-------- EXTRACTED DATA --------

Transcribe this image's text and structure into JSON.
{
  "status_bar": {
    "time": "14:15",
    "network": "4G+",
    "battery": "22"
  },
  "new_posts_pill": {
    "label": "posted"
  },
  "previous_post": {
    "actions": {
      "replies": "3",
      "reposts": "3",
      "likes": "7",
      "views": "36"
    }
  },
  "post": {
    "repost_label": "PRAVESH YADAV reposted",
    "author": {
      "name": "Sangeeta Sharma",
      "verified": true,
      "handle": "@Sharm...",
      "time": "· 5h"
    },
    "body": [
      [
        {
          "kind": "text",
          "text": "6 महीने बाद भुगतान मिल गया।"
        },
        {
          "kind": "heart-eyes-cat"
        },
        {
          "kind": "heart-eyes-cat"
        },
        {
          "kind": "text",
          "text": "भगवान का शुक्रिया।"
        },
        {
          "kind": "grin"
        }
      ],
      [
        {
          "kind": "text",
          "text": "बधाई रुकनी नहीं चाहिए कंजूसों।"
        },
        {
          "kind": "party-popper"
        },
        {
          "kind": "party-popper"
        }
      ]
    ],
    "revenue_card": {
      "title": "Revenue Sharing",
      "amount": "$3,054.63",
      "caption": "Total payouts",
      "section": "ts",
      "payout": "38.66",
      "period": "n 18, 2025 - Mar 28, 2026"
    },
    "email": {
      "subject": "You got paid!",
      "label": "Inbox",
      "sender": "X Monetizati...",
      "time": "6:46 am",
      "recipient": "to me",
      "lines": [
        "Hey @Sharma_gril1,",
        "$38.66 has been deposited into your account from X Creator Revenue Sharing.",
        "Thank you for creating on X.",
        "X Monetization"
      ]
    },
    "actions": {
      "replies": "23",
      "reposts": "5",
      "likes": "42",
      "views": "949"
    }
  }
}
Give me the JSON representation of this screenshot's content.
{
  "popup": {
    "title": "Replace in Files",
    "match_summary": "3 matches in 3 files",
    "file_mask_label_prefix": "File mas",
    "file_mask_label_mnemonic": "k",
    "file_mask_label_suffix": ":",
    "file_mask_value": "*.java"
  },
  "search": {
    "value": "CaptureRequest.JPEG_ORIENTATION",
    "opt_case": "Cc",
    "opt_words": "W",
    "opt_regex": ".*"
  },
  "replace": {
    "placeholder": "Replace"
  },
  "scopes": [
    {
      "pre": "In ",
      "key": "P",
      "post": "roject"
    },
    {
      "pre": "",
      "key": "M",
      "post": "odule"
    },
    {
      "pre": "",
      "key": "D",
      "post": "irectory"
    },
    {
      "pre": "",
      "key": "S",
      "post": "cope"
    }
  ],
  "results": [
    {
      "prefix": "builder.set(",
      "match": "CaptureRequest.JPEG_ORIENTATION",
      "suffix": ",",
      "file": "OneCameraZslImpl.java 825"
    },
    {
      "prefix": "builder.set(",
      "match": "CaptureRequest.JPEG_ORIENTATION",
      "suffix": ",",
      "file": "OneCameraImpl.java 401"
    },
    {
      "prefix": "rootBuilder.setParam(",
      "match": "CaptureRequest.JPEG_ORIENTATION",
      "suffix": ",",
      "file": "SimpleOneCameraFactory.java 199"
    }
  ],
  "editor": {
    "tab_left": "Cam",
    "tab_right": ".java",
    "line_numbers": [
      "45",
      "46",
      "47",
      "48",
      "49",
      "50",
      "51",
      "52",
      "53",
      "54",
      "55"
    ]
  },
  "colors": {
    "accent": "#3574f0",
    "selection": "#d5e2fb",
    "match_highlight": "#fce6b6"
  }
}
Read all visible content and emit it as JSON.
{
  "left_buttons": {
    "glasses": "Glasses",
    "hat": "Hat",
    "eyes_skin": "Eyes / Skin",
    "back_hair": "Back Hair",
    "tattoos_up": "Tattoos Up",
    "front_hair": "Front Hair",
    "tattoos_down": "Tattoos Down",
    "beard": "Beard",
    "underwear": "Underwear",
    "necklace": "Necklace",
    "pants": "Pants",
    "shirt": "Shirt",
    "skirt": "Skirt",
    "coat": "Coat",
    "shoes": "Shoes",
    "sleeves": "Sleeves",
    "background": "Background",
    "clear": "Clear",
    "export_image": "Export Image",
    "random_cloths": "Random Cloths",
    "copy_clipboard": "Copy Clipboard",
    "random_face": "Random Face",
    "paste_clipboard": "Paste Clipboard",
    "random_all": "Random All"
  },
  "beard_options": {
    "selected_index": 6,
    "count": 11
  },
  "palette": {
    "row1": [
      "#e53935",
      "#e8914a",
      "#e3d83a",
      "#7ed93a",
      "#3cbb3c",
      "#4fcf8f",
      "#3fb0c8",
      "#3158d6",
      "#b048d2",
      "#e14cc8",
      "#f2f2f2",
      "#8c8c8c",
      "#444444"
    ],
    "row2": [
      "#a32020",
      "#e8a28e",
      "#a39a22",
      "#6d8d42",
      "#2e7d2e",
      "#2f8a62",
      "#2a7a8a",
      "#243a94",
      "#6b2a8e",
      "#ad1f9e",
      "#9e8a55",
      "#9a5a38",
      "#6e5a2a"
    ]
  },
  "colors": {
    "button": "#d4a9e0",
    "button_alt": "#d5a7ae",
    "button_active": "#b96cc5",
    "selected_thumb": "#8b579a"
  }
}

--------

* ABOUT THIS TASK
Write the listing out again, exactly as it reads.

* SOLUTION TO THE EXERCISE
Transcribe this image's text and structure into JSON.
{
  "status_bar": {
    "time": "14:15",
    "network": "4G+",
    "battery": "22"
  },
  "new_posts_pill": {
    "label": "posted"
  },
  "previous_post": {
    "actions": {
      "replies": "3",
      "reposts": "3",
      "likes": "7",
      "views": "36"
    }
  },
  "post": {
    "repost_label": "PRAVESH YADAV reposted",
    "author": {
      "name": "Sangeeta Sharma",
      "verified": true,
      "handle": "@Sharm...",
      "time": "· 5h"
    },
    "body": [
      [
        {
          "kind": "text",
          "text": "6 महीने बाद भुगतान मिल गया।"
        },
        {
          "kind": "heart-eyes-cat"
        },
        {
          "kind": "heart-eyes-cat"
        },
        {
          "kind": "text",
          "text": "भगवान का शुक्रिया।"
        },
        {
          "kind": "grin"
        }
      ],
      [
        {
          "kind": "text",
          "text": "बधाई रुकनी नहीं चाहिए कंजूसों।"
        },
        {
          "kind": "party-popper"
        },
        {
          "kind": "party-popper"
        }
      ]
    ],
    "revenue_card": {
      "title": "Revenue Sharing",
      "amount": "$3,054.63",
      "caption": "Total payouts",
      "section": "ts",
      "payout": "38.66",
      "period": "n 18, 2025 - Mar 28, 2026"
    },
    "email": {
      "subject": "You got paid!",
      "label": "Inbox",
      "sender": "X Monetizati...",
      "time": "6:46 am",
      "recipient": "to me",
      "lines": [
        "Hey @Sharma_gril1,",
        "$38.66 has been deposited into your account from X Creator Revenue Sharing.",
        "Thank you for creating on X.",
        "X Monetization"
      ]
    },
    "actions": {
      "replies": "23",
      "reposts": "5",
      "likes": "42",
      "views": "949"
    }
  }
}
Give me the JSON representation of this screenshot's content.
{
  "popup": {
    "title": "Replace in Files",
    "match_summary": "3 matches in 3 files",
    "file_mask_label_prefix": "File mas",
    "file_mask_label_mnemonic": "k",
    "file_mask_label_suffix": ":",
    "file_mask_value": "*.java"
  },
  "search": {
    "value": "CaptureRequest.JPEG_ORIENTATION",
    "opt_case": "Cc",
    "opt_words": "W",
    "opt_regex": ".*"
  },
  "replace": {
    "placeholder": "Replace"
  },
  "scopes": [
    {
      "pre": "In ",
      "key": "P",
      "post": "roject"
    },
    {
      "pre": "",
      "key": "M",
      "post": "odule"
    },
    {
      "pre": "",
      "key": "D",
      "post": "irectory"
    },
    {
      "pre": "",
      "key": "S",
      "post": "cope"
    }
  ],
  "results": [
    {
      "prefix": "builder.set(",
      "match": "CaptureRequest.JPEG_ORIENTATION",
      "suffix": ",",
      "file": "OneCameraZslImpl.java 825"
    },
    {
      "prefix": "builder.set(",
      "match": "CaptureRequest.JPEG_ORIENTATION",
      "suffix": ",",
      "file": "OneCameraImpl.java 401"
    },
    {
      "prefix": "rootBuilder.setParam(",
      "match": "CaptureRequest.JPEG_ORIENTATION",
      "suffix": ",",
      "file": "SimpleOneCameraFactory.java 199"
    }
  ],
  "editor": {
    "tab_left": "Cam",
    "tab_right": ".java",
    "line_numbers": [
      "45",
      "46",
      "47",
      "48",
      "49",
      "50",
      "51",
      "52",
      "53",
      "54",
      "55"
    ]
  },
  "colors": {
    "accent": "#3574f0",
    "selection": "#d5e2fb",
    "match_highlight": "#fce6b6"
  }
}
Read all visible content and emit it as JSON.
{
  "left_buttons": {
    "glasses": "Glasses",
    "hat": "Hat",
    "eyes_skin": "Eyes / Skin",
    "back_hair": "Back Hair",
    "tattoos_up": "Tattoos Up",
    "front_hair": "Front Hair",
    "tattoos_down": "Tattoos Down",
    "beard": "Beard",
    "underwear": "Underwear",
    "necklace": "Necklace",
    "pants": "Pants",
    "shirt": "Shirt",
    "skirt": "Skirt",
    "coat": "Coat",
    "shoes": "Shoes",
    "sleeves": "Sleeves",
    "background": "Background",
    "clear": "Clear",
    "export_image": "Export Image",
    "random_cloths": "Random Cloths",
    "copy_clipboard": "Copy Clipboard",
    "random_face": "Random Face",
    "paste_clipboard": "Paste Clipboard",
    "random_all": "Random All"
  },
  "beard_options": {
    "selected_index": 6,
    "count": 11
  },
  "palette": {
    "row1": [
      "#e53935",
      "#e8914a",
      "#e3d83a",
      "#7ed93a",
      "#3cbb3c",
      "#4fcf8f",
      "#3fb0c8",
      "#3158d6",
      "#b048d2",
      "#e14cc8",
      "#f2f2f2",
      "#8c8c8c",
      "#444444"
    ],
    "row2": [
      "#a32020",
      "#e8a28e",
      "#a39a22",
      "#6d8d42",
      "#2e7d2e",
      "#2f8a62",
      "#2a7a8a",
      "#243a94",
      "#6b2a8e",
      "#ad1f9e",
      "#9e8a55",
      "#9a5a38",
      "#6e5a2a"
    ]
  },
  "colors": {
    "button": "#d4a9e0",
    "button_alt": "#d5a7ae",
    "button_active": "#b96cc5",
    "selected_thumb": "#8b579a"
  }
}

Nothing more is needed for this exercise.